The MIG welding process is applied to massive parts weighing more than 15 tons on the bodies of heavy-duty mining trucks; these workpieces can’t be fixtured inside a traditional robotic cell. This requires CIS to bring the robot to the workpiece, rather than the other way around. Unable to find a standard solution, the CIS team developed a custom welding skid that can be moved with a forklift to wherever the welding robot is needed. The robot is mounted on a lift to create a 7th axis to reach the entire weld on the side of a truck body. The relatively light weight of the UR cobot arm allowed CIS to develop this innovative approach.
Contributing to success
Industrial robots typically use proprietary code that requires special software for development and test.
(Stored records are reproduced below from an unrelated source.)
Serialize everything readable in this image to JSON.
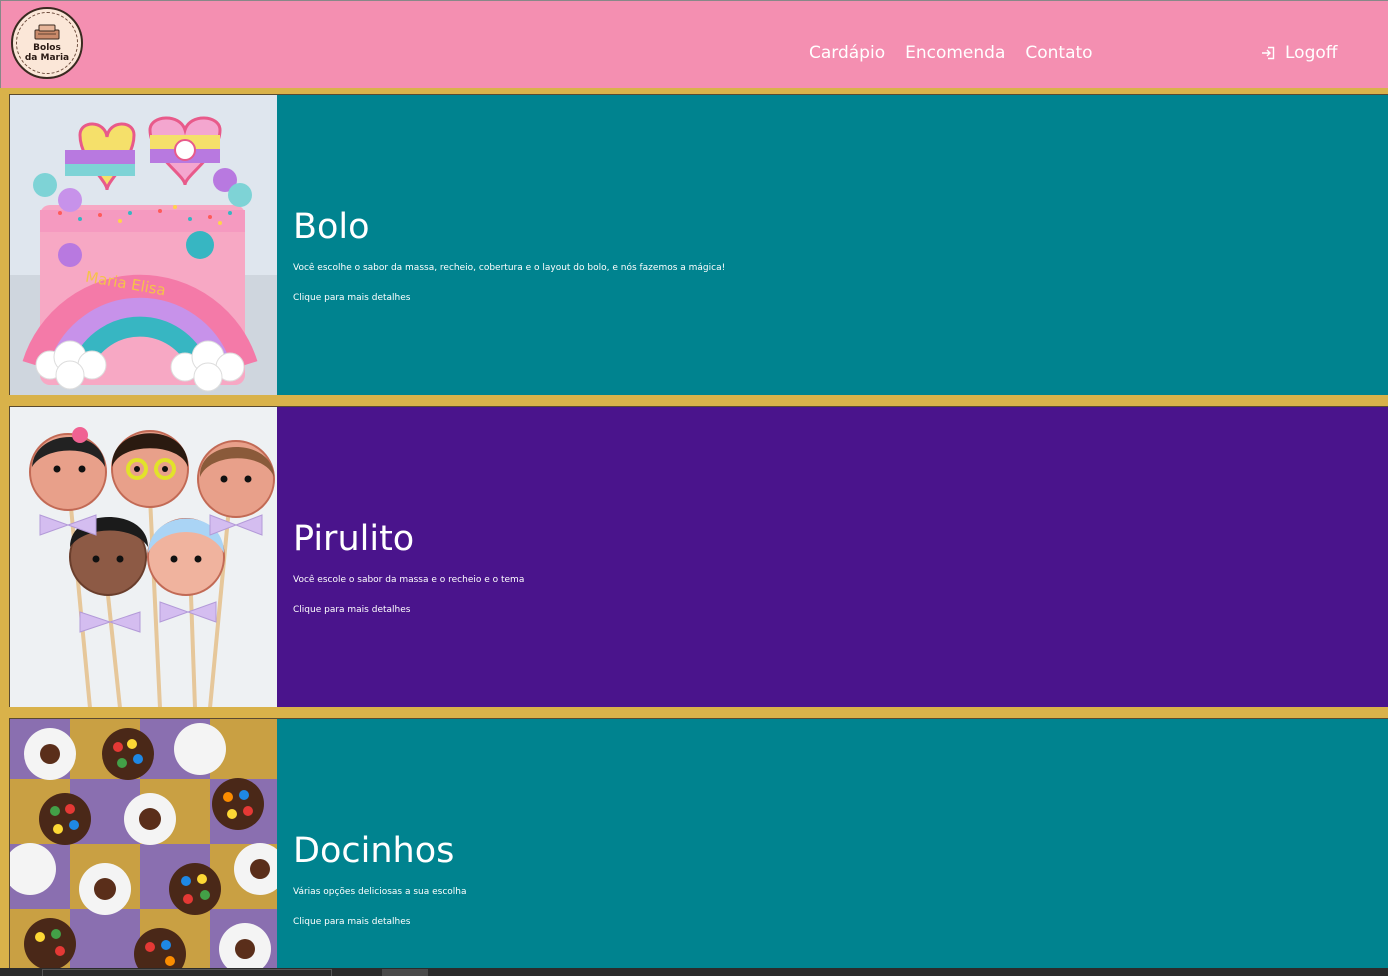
{
  "brand": {
    "logo_text_line1": "Bolos",
    "logo_text_line2": "da Maria"
  },
  "nav": {
    "items": [
      {
        "label": "Cardápio"
      },
      {
        "label": "Encomenda"
      },
      {
        "label": "Contato"
      }
    ],
    "logoff_label": "Logoff"
  },
  "colors": {
    "navbar": "#f48fb1",
    "background": "#d9b24a",
    "teal": "#00838f",
    "purple": "#4a148c"
  },
  "cards": [
    {
      "title": "Bolo",
      "text": "Você escolhe o sabor da massa, recheio, cobertura e o layout do bolo, e nós fazemos a mágica!",
      "link": "Clique para mais detalhes",
      "image_name": "rainbow-cake-photo"
    },
    {
      "title": "Pirulito",
      "text": "Você escole o sabor da massa e o recheio e o tema",
      "link": "Clique para mais detalhes",
      "image_name": "character-lollipops-photo"
    },
    {
      "title": "Docinhos",
      "text": "Várias opções deliciosas a sua escolha",
      "link": "Clique para mais detalhes",
      "image_name": "brigadeiros-photo"
    }
  ]
}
In contrast, the open platform and ease of programming of the UR cobots was a significant advantage.
“In traditional industrial robot applications, you have to do all the programming in the cell, at a reduced speed, and then leave the cell, press the button and hope for the best,” Fraser says. “Universal Robots was a refreshing change from this because all the scripting and programmability in it was open, and it can interface with any software, program and simulation tool. You’re not limited.”
As Fraser started the project, he was able to easily find the resources he needed on the UR website. “The UR Academy has great examples and tutorials on programming the cobot. It actually gives you a full simulation of how a program would look and how to write it, without having to download any software. It’s all purely online, so that was extremely helpful.”
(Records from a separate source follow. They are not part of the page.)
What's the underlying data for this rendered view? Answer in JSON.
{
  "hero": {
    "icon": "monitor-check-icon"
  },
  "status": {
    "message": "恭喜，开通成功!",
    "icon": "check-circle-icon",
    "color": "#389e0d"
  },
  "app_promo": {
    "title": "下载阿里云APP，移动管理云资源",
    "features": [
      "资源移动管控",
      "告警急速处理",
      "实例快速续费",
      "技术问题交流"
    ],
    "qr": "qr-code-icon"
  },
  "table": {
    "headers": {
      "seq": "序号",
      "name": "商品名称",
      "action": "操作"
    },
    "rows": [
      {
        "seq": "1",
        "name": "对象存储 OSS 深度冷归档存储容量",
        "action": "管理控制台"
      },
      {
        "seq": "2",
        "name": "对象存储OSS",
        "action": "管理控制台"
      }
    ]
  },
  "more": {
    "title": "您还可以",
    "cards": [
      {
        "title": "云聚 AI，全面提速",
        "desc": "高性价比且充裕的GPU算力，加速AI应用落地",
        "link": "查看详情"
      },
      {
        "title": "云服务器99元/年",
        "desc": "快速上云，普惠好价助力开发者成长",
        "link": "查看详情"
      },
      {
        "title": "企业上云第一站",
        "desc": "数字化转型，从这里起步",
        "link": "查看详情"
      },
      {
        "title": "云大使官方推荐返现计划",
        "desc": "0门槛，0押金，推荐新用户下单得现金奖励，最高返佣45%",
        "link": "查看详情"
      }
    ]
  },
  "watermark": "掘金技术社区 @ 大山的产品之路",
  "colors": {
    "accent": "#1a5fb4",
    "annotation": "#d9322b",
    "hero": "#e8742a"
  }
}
Fraser says his team developed their own URCap in-house, noting, “A lot of the tools available to us online, such as the UR+ Developer Forum, had a ton of resources and answers that I needed to get through the project. All in all, it ended up being a pretty great experience.”
Fraser also discovered the value of UR and its partner’s simulation tools to save time and effort. The UR Sim is an offline simulator for the UR pendant. It let him test the URCaps he developed without having to upload them to the cobot and test them on the production floor.
“The big benefit of being able to upload to a simulator rather than the actual cobot was a major reduction in cycle times,” Fraser explains. “We didn’t have to go back and forth to the cobot to test it. I could test everything right on my computer.”
He also discovered the UR-certified RoboDK offline simulation software on the UR+ website. RoboDK is an offline simulation tool where Fraser could load 3-D parts data and program an entire path. The uploading and reading UR script into RoboDK made testing very quick.
Now that CIS has experience with UR, they have confidence for future initiatives and application, such as machine tending in manufacturing assembly. Fraser is also considering adding vision capabilities to the MIG welding robots similar to the approach used for plasma cutting. Another option is implementing more complex cuts with the plasma cutting robots such as coping for steel beams or standard part cuts the robot could do quickly while minimizing disruption to production.
“UR is definitely a platform with which we’re going to continue to work,” Levesque says. “The ease of use and approachability of the platform is definitely appealing for the company.”